(This question comes from a gentleman.)

I’m so sorry for the difficult situation you’re in. It is always sorrowful and frustrating to watch those we love chase after ungodly things.

You say “there are women in my home,” so I’m not really clear on whether these women are your wife, daughters, sisters, other relatives, female boarders, etc. I’m also unclear on whether or not you are the head of the home (husband/dad).

If you are not the head of the home (i.e. these women are your mother and sisters or other relatives or non-relations over whom you have no biblical authority), continue to pray for them and set up an appointment with your pastor for counsel on how best to handle this situation.

If you are the head of the home, I’m sure you know that God has given you the responsibility of being the spiritual leader of your household. I’m honored that you reached out to me for help, but learning to lead well is going to be a long road of face to face discipleship that must take place in your own local church with your pastor and brothers in Christ there. As a woman, I am neither equipped, nor would it be biblically appropriate for me to walk you through this long term and through a computer screen. There are no magic strategies for a quick fix, but your church family can help you work through the “playbook” – the Bible – as you grow in Christ and in spiritual leadership. I would strongly recommend that you set up an appointment with your pastor for counseling and, definitely continue to pray for these women.

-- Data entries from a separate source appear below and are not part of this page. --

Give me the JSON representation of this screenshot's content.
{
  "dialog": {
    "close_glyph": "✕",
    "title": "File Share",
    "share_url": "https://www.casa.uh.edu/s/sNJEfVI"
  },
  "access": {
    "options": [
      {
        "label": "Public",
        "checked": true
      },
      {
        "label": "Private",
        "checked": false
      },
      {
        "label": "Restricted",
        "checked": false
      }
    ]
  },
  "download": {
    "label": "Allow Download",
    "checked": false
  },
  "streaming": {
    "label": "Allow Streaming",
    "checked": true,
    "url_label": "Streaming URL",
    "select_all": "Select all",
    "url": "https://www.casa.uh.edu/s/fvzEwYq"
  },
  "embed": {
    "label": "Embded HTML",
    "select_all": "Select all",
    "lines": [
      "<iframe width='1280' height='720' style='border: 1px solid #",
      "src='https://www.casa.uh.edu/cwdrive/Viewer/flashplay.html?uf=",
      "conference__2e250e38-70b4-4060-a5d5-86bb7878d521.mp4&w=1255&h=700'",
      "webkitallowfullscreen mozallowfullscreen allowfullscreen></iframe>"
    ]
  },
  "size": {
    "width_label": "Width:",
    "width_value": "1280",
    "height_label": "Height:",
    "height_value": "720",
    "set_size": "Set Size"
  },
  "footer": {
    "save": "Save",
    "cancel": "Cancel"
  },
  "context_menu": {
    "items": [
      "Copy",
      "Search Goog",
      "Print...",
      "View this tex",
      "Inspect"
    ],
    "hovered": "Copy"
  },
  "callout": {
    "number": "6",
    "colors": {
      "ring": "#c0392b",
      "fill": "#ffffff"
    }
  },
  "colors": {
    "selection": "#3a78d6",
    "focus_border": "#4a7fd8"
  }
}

If you have a question about: a Bible passage, an aspect of theology, a current issue in Christianity, or how to biblically handle a family, life, or church situation, comment below (I’ll hold all questions in queue {unpublished} for a future edition of The Mailbag) or send me an e-mail or private message. If your question is chosen for publication, your anonymity will be protected.